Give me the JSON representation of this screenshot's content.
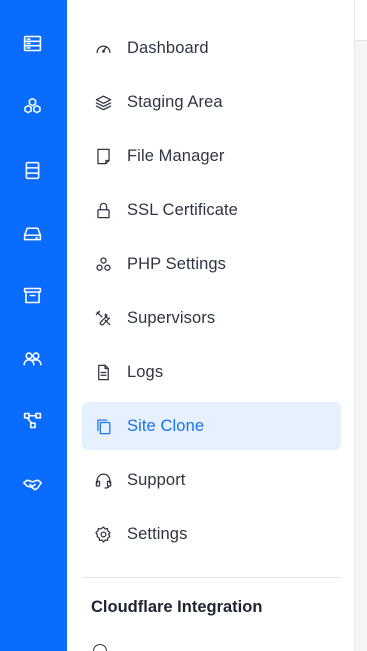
{
  "rail": {
    "items": [
      {
        "icon": "server-icon"
      },
      {
        "icon": "apps-icon"
      },
      {
        "icon": "database-icon"
      },
      {
        "icon": "drive-icon"
      },
      {
        "icon": "archive-icon"
      },
      {
        "icon": "users-icon"
      },
      {
        "icon": "network-icon"
      },
      {
        "icon": "handshake-icon"
      }
    ]
  },
  "sidebar": {
    "items": [
      {
        "label": "Dashboard",
        "icon": "gauge-icon"
      },
      {
        "label": "Staging Area",
        "icon": "layers-icon"
      },
      {
        "label": "File Manager",
        "icon": "file-icon"
      },
      {
        "label": "SSL Certificate",
        "icon": "lock-icon"
      },
      {
        "label": "PHP Settings",
        "icon": "cubes-icon"
      },
      {
        "label": "Supervisors",
        "icon": "tools-icon"
      },
      {
        "label": "Logs",
        "icon": "document-icon"
      },
      {
        "label": "Site Clone",
        "icon": "copy-icon",
        "active": true
      },
      {
        "label": "Support",
        "icon": "headset-icon"
      },
      {
        "label": "Settings",
        "icon": "gear-icon"
      }
    ],
    "section_title": "Cloudflare Integration"
  },
  "colors": {
    "rail_bg": "#0a6cff",
    "active_bg": "#e6f0ff",
    "active_text": "#1a73e8",
    "text": "#2f3542"
  }
}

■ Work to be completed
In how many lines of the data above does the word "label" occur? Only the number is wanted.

■ Your solution
10